There are many different types of poker games, but all of them have the same basic rules. In most cases, each player will have two cards dealt face-down. Then, a betting round takes place. If you have a good hand, you can raise your bets and win the pot. You can also fold your hand if it isn’t worth playing.
One of the most important things to learn when playing poker is how to read your opponents. If you can figure out what type of player they are, it will be easier to determine their betting patterns and decide whether or not to call their bluffs. This will help you improve your chances of winning in the long run.
A good poker player is able to make the right decision in any situation. This is because they understand the odds and risks involved in each move. They also know how to calculate their opponents’ betting habits and analyze the information they have available to them. This type of skill can be useful in many other areas of life, including business and investment decisions.
When you play poker, it is important to practice and watch experienced players. Observing how the professionals act and react will help you build quick instincts. You should also try to do several shuffles before the game starts, as this will ensure that the cards are well mixed up. In addition, it is a good idea to play only with money that you are willing to lose. This will prevent you from losing more than you can afford. You can also track your wins and losses by keeping a spreadsheet.

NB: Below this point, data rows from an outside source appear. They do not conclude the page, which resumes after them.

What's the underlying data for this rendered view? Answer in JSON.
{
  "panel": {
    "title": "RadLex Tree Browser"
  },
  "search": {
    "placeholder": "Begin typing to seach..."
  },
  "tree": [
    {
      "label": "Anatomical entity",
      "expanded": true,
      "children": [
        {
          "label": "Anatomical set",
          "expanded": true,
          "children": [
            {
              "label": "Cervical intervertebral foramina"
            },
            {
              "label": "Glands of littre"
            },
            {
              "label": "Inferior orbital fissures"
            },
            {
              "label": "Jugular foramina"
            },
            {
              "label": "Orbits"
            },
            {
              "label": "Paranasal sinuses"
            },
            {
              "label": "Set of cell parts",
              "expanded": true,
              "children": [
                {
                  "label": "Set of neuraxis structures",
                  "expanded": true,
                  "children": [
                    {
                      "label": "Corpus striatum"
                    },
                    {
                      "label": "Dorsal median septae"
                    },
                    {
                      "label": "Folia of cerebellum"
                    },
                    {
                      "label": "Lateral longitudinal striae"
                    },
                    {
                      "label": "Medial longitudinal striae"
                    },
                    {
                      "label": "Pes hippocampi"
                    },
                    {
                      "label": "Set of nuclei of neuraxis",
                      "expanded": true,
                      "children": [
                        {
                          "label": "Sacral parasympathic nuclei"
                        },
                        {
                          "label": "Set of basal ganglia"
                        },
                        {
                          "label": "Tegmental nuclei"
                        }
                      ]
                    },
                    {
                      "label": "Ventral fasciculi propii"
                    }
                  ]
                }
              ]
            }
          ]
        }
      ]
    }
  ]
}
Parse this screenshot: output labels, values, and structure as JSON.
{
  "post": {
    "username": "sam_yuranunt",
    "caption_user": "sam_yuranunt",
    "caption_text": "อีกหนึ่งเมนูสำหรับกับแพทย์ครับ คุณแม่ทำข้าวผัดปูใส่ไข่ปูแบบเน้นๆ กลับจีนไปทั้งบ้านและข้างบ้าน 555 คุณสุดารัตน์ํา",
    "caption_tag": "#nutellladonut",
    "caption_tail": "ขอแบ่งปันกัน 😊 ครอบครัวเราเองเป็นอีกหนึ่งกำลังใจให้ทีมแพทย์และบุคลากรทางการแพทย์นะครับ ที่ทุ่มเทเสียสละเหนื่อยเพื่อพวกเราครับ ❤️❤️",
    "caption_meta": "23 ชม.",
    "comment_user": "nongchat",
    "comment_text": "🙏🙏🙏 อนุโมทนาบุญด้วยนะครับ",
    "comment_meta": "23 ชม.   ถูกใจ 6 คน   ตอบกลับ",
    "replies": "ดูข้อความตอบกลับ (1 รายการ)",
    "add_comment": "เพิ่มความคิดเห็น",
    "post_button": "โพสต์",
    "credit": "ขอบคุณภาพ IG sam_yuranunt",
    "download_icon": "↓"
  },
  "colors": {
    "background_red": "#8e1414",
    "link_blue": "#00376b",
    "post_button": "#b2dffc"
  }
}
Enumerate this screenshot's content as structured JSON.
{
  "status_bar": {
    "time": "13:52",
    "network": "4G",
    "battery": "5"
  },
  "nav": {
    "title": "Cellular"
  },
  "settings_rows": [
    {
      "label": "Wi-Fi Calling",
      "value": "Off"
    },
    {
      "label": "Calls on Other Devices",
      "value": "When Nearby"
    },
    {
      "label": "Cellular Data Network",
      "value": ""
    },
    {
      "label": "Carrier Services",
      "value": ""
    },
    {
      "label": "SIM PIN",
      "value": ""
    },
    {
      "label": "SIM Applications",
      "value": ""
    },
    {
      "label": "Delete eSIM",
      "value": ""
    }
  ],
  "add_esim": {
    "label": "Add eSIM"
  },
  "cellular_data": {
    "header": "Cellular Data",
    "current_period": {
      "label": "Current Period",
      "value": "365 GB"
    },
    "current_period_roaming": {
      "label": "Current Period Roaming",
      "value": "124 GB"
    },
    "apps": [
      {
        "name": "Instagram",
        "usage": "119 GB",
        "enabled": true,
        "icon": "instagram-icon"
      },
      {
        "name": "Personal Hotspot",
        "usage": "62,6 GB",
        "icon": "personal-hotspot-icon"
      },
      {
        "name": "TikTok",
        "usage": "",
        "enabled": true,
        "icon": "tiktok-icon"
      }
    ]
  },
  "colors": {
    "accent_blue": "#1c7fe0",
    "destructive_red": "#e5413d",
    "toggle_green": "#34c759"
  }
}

As a beginner, you should start by playing low stakes and slowly increase your stakes as you gain experience. This will allow you to avoid making irrational decisions due to your emotions, which can ruin your poker game. Besides, it will give you a better idea of how the game works and help you find your winning strategy.
Once you’ve mastered the basics, you can begin to play for real money. To do this, you must first make an initial bet in the pot before the cards are dealt. This is known as a forced bet, and it can come in the form of antes, blinds, or bring-ins. After the forced bets have been made, each player will have a chance to check their cards and then decide whether or not to call the previous player’s bet. If you call, then you must put the same amount of chips into the pot as the player before you. Otherwise, you must “drop” (fold) your hand and leave the betting table. If you’re not happy with your hand, you can say “hit” or “stay.” However, if your cards are low in value, it’s usually best to fold.